In terms of problems, the audience has to do a lot of the leg work, and it's something which will be immediately distasteful to some, especially those who demand rigid binaries and clear explanations from their narratives. Personally, I loved the inherent ambiguity, but I understand that some won't. The same is true of many of the themes, which tend to be raised in something of a phenomenological vacuum, exiting almost as hypotheticals rather than prescribed answers to the issues addressed, and again asking the audience to connect some of the dots. More of a problem for me was that the film ran a good 20 minutes longer than necessary, with much of the dramatic tension slackening in the last act, when it should be at its most taut. It's also prone to repetition – seen most clearly in Peter and Amy's constant back and forths and the tense dialogue scenes between Luce and Wilson, several of which run a beat or two too long. The film also features a few too many issues, several of which are introduced and taken virtually nowhere. A subplot involving a possible sexual assault at a party, for example, pays lip-service to many of the tenets of #MeToo but does very little beyond that.
Nevertheless, I was impressed with _Luce_. What it says about the US's (in)ability to engage in meaningful dialogue regarding important socio-political topics isn't flattering, but it is compelling.
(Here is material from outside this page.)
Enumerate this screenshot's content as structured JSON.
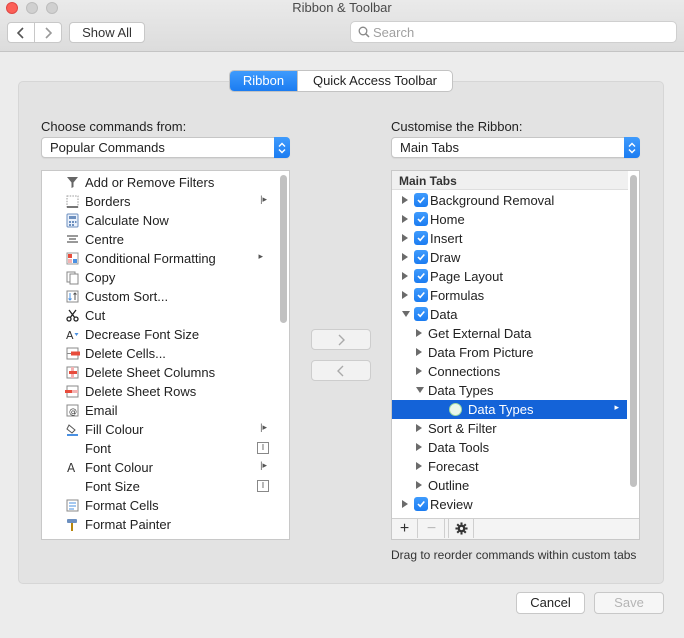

Essentially a film about pressure, as exerted by parents, by schools, by teachers, by friends, by society, by oneself, it's at least partly an exposé on the bitter divisions inherent in Trump's America, taking in race, gender, history, truth, #MeToo, respectability politics, expectation, language, power, even some thriller beats. It does spread itself a little thin and the ambiguity won't be to everyone's taste, but this is brave filmmaking with a lot on its mind.